## Element data from apps and pages

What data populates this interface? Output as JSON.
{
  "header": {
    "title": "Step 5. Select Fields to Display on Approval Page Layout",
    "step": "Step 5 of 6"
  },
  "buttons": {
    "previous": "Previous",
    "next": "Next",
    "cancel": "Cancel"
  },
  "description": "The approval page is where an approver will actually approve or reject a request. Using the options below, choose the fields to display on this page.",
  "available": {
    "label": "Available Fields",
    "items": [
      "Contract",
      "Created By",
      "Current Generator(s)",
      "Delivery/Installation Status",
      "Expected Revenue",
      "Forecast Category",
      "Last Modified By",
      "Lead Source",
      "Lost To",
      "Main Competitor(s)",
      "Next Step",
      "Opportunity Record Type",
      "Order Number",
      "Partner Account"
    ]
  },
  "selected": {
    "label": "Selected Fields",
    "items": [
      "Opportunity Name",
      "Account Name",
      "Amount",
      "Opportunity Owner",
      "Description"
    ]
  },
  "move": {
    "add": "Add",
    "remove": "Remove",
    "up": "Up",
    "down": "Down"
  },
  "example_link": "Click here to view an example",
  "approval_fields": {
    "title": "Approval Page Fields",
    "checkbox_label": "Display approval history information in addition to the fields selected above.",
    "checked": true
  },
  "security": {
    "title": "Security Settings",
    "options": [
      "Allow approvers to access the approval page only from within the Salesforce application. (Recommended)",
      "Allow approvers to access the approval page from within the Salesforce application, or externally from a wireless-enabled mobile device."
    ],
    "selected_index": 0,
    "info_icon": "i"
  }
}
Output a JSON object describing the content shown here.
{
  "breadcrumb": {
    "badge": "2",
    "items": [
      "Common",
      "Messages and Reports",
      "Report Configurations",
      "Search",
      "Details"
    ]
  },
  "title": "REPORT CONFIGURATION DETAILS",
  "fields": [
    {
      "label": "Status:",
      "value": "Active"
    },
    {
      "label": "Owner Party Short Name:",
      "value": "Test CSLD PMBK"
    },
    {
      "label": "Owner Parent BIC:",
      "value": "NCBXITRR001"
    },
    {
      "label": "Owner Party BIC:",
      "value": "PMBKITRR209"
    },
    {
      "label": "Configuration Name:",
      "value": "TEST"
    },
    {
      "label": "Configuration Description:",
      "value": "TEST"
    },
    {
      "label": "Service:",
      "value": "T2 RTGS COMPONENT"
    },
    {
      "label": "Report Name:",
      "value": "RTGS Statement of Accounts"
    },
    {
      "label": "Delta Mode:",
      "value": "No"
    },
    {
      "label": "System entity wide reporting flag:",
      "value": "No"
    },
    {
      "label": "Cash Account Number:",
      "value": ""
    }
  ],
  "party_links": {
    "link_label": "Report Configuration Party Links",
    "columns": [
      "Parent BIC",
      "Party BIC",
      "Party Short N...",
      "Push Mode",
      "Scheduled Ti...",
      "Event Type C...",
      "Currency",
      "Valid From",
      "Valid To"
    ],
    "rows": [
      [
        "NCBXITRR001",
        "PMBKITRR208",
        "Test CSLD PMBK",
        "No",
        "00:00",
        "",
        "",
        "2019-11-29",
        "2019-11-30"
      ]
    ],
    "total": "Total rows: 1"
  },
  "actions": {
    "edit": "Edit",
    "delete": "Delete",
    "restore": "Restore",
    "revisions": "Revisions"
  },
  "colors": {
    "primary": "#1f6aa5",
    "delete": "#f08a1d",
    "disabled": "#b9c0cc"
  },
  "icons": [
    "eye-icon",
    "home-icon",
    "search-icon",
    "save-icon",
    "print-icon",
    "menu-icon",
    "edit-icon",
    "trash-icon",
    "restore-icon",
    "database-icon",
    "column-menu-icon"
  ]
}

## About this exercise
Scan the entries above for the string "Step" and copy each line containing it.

## Result of the exercise
    "title": "Step 5. Select Fields to Display on Approval Page Layout",
    "step": "Step 5 of 6"
      "Next Step",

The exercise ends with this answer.